__TASK REQUIREMENTS__: For this exercise, repeat the whole listing below exactly. Leave the pictures out.

__GIVEN DATA__:
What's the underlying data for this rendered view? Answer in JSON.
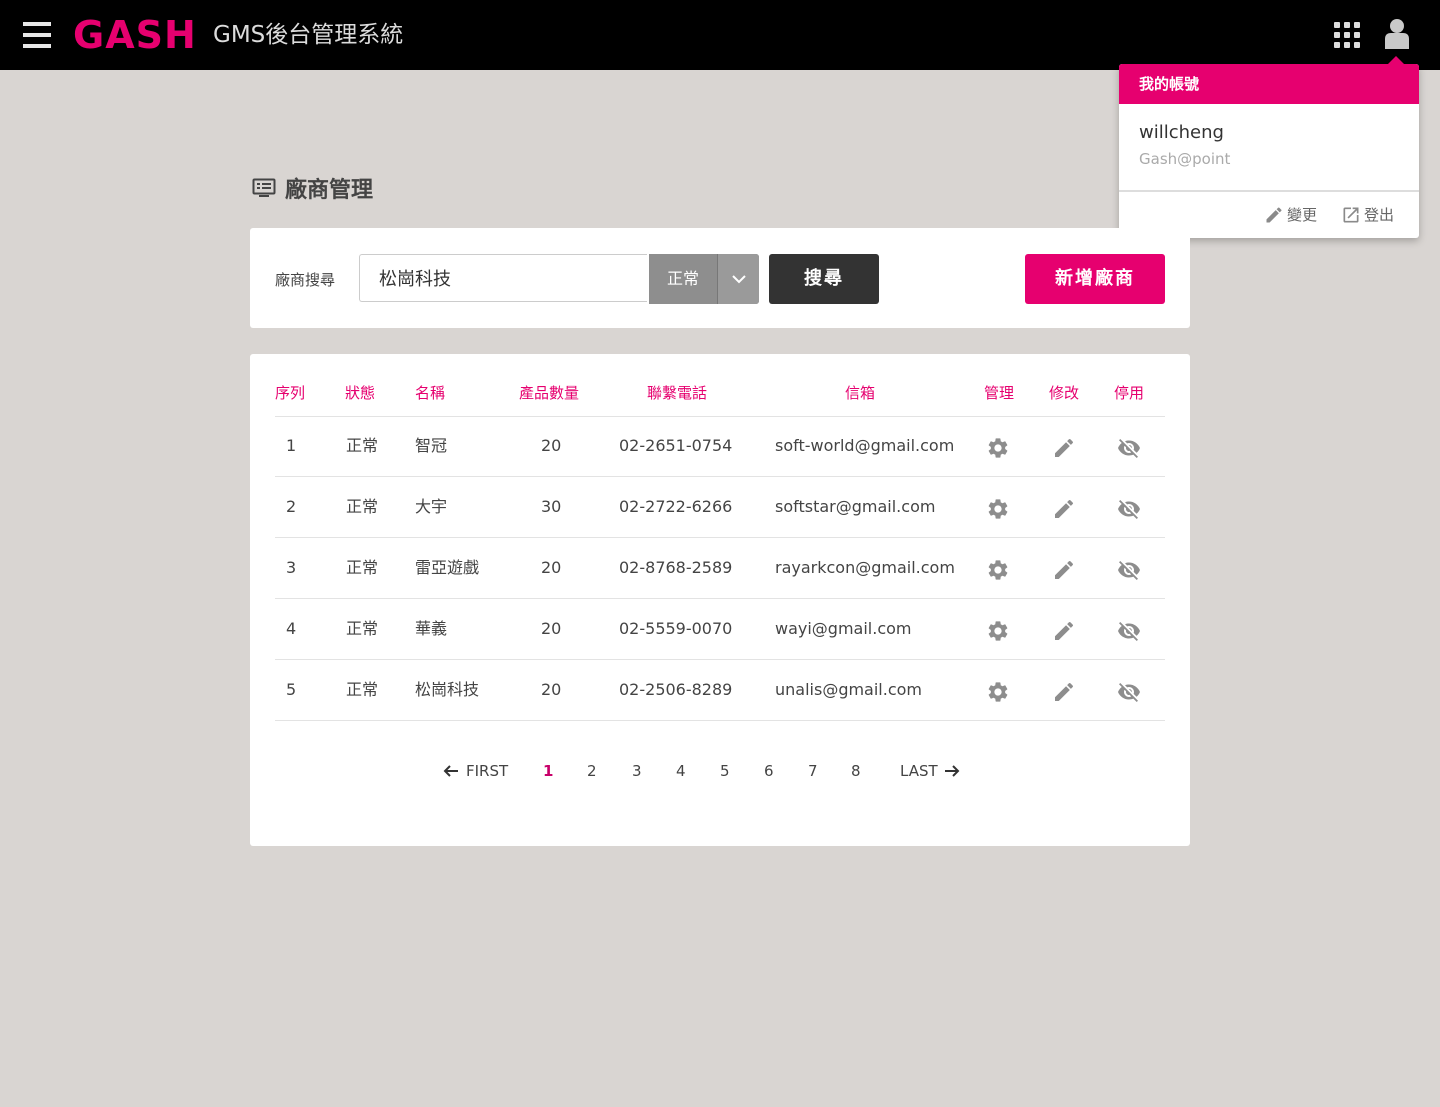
{
  "header": {
    "logo": "GASH",
    "app_title": "GMS後台管理系統"
  },
  "account_menu": {
    "title": "我的帳號",
    "username": "willcheng",
    "company": "Gash@point",
    "change_label": "變更",
    "logout_label": "登出"
  },
  "page": {
    "title": "廠商管理"
  },
  "search": {
    "label": "廠商搜尋",
    "value": "松崗科技",
    "status_selected": "正常",
    "search_button": "搜尋",
    "add_button": "新增廠商"
  },
  "table": {
    "columns": [
      "序列",
      "狀態",
      "名稱",
      "產品數量",
      "聯繫電話",
      "信箱",
      "管理",
      "修改",
      "停用"
    ],
    "rows": [
      {
        "seq": "1",
        "status": "正常",
        "name": "智冠",
        "qty": "20",
        "phone": "02-2651-0754",
        "email": "soft-world@gmail.com"
      },
      {
        "seq": "2",
        "status": "正常",
        "name": "大宇",
        "qty": "30",
        "phone": "02-2722-6266",
        "email": "softstar@gmail.com"
      },
      {
        "seq": "3",
        "status": "正常",
        "name": "雷亞遊戲",
        "qty": "20",
        "phone": "02-8768-2589",
        "email": "rayarkcon@gmail.com"
      },
      {
        "seq": "4",
        "status": "正常",
        "name": "華義",
        "qty": "20",
        "phone": "02-5559-0070",
        "email": "wayi@gmail.com"
      },
      {
        "seq": "5",
        "status": "正常",
        "name": "松崗科技",
        "qty": "20",
        "phone": "02-2506-8289",
        "email": "unalis@gmail.com"
      }
    ]
  },
  "pagination": {
    "first": "FIRST",
    "last": "LAST",
    "pages": [
      "1",
      "2",
      "3",
      "4",
      "5",
      "6",
      "7",
      "8"
    ],
    "current": "1"
  },
  "colors": {
    "brand": "#e6006f",
    "topbar": "#000000",
    "background": "#d9d5d2"
  }
}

__RESULT__:
What's the underlying data for this rendered view? Answer in JSON.
{
  "header": {
    "logo": "GASH",
    "app_title": "GMS後台管理系統"
  },
  "account_menu": {
    "title": "我的帳號",
    "username": "willcheng",
    "company": "Gash@point",
    "change_label": "變更",
    "logout_label": "登出"
  },
  "page": {
    "title": "廠商管理"
  },
  "search": {
    "label": "廠商搜尋",
    "value": "松崗科技",
    "status_selected": "正常",
    "search_button": "搜尋",
    "add_button": "新增廠商"
  },
  "table": {
    "columns": [
      "序列",
      "狀態",
      "名稱",
      "產品數量",
      "聯繫電話",
      "信箱",
      "管理",
      "修改",
      "停用"
    ],
    "rows": [
      {
        "seq": "1",
        "status": "正常",
        "name": "智冠",
        "qty": "20",
        "phone": "02-2651-0754",
        "email": "soft-world@gmail.com"
      },
      {
        "seq": "2",
        "status": "正常",
        "name": "大宇",
        "qty": "30",
        "phone": "02-2722-6266",
        "email": "softstar@gmail.com"
      },
      {
        "seq": "3",
        "status": "正常",
        "name": "雷亞遊戲",
        "qty": "20",
        "phone": "02-8768-2589",
        "email": "rayarkcon@gmail.com"
      },
      {
        "seq": "4",
        "status": "正常",
        "name": "華義",
        "qty": "20",
        "phone": "02-5559-0070",
        "email": "wayi@gmail.com"
      },
      {
        "seq": "5",
        "status": "正常",
        "name": "松崗科技",
        "qty": "20",
        "phone": "02-2506-8289",
        "email": "unalis@gmail.com"
      }
    ]
  },
  "pagination": {
    "first": "FIRST",
    "last": "LAST",
    "pages": [
      "1",
      "2",
      "3",
      "4",
      "5",
      "6",
      "7",
      "8"
    ],
    "current": "1"
  },
  "colors": {
    "brand": "#e6006f",
    "topbar": "#000000",
    "background": "#d9d5d2"
  }
}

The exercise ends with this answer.